Complex patterns of gene flow in the family Canidae.
Hybridization between wolves and dogs is relatively common. A recent study in Spain, for example, reported a wolf with about one‐third dog-DNA. But what about other members of the canine family? A large team of international scientists sequenced the genomes of all members of the genus Canis. Comparing the genetic code of these animals revealed a complex evolutionary history shaped by gene flow. The results appeared in the journal Current Biology.
From Trees to Networks
The analyses revealed gene flow among numerous species. The figure below summarizes the findings. Solid arrows indicate known admixture events, dashed arrows refer to newly discovered patterns of gene flow. This widespread exchange of genetic material indicates that capturing canine evolution in a bifurcating tree is difficult (if not impossible). A network approach might be a better here. This is in line with recent studies on other animals, such as bats, baboons, whales, mammoths and – of course – birds. Scientists that try to force such evolutionary histories into a single species tree are probably barking up the wrong tree.
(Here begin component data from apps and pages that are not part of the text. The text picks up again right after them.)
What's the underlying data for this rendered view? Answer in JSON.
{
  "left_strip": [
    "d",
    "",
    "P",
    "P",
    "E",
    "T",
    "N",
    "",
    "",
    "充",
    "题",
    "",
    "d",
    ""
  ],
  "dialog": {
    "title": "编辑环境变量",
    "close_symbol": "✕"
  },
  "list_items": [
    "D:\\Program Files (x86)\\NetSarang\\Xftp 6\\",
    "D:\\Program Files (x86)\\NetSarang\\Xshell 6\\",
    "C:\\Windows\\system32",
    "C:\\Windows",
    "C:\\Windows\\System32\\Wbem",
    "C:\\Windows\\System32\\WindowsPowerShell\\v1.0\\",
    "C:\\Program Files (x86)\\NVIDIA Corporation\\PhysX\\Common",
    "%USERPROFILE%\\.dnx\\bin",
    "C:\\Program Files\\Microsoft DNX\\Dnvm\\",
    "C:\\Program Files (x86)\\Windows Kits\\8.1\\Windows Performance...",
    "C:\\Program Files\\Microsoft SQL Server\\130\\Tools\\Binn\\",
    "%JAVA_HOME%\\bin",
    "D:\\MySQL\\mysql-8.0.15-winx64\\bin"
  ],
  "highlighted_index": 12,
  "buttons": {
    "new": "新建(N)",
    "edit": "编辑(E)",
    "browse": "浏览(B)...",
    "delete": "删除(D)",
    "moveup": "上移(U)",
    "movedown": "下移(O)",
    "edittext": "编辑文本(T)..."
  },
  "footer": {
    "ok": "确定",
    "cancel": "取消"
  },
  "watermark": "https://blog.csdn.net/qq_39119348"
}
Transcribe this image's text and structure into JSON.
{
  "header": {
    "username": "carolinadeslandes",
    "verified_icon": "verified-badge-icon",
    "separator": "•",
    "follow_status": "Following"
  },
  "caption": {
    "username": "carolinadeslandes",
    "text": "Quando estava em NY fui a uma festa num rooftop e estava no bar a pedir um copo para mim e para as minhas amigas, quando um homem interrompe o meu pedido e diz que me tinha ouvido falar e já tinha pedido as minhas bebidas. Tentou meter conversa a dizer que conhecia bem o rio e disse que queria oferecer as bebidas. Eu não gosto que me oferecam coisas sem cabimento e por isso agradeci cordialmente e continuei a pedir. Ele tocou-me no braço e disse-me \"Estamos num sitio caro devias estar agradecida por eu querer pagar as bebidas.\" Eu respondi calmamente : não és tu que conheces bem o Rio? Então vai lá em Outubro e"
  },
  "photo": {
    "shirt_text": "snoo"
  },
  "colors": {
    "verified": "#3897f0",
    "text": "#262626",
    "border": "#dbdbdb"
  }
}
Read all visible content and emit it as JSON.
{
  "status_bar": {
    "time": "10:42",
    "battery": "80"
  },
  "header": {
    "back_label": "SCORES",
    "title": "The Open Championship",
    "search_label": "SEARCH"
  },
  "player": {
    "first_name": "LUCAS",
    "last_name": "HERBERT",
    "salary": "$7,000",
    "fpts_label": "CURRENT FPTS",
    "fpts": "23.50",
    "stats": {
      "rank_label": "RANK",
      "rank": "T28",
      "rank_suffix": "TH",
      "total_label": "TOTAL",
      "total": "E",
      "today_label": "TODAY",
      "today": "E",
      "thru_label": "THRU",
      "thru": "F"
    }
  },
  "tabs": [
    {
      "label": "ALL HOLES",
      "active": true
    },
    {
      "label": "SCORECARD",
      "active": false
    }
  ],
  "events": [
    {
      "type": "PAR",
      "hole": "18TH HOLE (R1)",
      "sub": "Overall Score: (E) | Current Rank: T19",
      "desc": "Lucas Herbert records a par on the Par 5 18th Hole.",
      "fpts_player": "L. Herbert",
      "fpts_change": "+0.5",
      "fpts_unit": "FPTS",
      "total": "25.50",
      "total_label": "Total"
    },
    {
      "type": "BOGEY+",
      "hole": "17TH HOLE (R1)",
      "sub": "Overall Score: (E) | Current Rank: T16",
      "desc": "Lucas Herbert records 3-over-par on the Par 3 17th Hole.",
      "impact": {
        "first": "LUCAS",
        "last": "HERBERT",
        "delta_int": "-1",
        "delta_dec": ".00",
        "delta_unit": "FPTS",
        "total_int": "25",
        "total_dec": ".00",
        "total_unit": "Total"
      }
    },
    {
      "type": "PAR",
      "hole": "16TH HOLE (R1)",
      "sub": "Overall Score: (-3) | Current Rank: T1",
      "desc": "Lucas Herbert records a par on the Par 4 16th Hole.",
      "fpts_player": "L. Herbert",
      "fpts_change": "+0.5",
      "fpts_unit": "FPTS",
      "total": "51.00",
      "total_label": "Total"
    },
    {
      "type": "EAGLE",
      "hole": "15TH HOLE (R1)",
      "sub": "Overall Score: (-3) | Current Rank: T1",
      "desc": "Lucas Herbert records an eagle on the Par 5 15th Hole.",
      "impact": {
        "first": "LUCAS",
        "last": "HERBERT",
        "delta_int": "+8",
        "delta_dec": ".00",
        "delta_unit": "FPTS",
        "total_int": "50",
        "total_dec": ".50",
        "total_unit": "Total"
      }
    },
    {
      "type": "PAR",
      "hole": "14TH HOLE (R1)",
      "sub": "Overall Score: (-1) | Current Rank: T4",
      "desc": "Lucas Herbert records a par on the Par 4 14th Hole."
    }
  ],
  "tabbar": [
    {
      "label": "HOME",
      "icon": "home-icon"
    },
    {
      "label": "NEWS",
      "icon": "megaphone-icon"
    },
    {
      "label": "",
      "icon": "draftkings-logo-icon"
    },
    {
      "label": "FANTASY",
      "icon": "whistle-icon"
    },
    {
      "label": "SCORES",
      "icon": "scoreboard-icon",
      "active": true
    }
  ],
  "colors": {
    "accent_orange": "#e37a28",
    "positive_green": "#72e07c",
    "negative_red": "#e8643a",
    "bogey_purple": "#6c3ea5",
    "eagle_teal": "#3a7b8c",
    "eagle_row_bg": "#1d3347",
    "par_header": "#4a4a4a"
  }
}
Dogs and Dholes
Let’s have a look at some admixture events. The analyses provided strong evidence for gene flow between African hunting dog (Lycaon pictus) and dhole (Cuon alpinus). This finding is a bit surprising, because these species currently do not overlap. African hunting dogs roam the plains of – you guessed it- Africa while dholes live in Asia. Perhaps dholes used to occur in the Middle East and interbred with African hunting dog from North Africa. Clearly, more research is needed to determine the timing and location of admixture.
A Hybrid Species?
Apart from the expected dog introgression into gray wolves (Canis lupus), gene flow was also uncovered between gray wolves, golden jackals (Canis aureus) and African golden wolves (Canis anthus). In addition, the African golden wolf also received genetic material from the Ethiopian wolf (Canis simensis). This complex web of interactions prompted the researchers to have a closer look at the African golden wolf. Detailed analyses indicated that this wolf is probably a hybrid species between Ethiopian wolf and gray wolf, which contributed 28% and 72% of the genetic material, respectively.
Finally, the genomes of gray wolf and coyote (Canis latrans) contain a fraction of DNA that cannot be attributed to any extant species. The researchers suggest that this is the outcome of hybridization with an as-yet-unidentified species, a so-called ghost lineage. A similar scenario has recently been proposed in human evolution, based on deep learning analyses. I wouldn’t be surprised if more “spooky introgression in the distant past” will be uncovered in other systems. Stay tuned!
Gopalakrishnan, S., Sinding, M.S., Ramos-Madrigal, J., Niemann, J., Samaniego Castruita, J.A., Vieira, F.G.,Carøe, C., Montero, M., Kuderna, L., Serres, A., González-Basallote, V.M., Liu, Y., Wang, G., Marques-Bonet, T., Mirarab, S., Fernandes, C., Gaubert, P., Koepfli, K., Budd, J., Rueness, E.K., Heide-Jørgensen, M.P., Petersen, B., Sicheritz-Ponten, T., Bachmann, L., Wiig, Ø., Hansen, A.J. & Gilbert, M.T.P. (2018) Interspecific Gene Flow Shaped the Evolution of the Genus Canis. Current Biology, 28(21):3441-3449.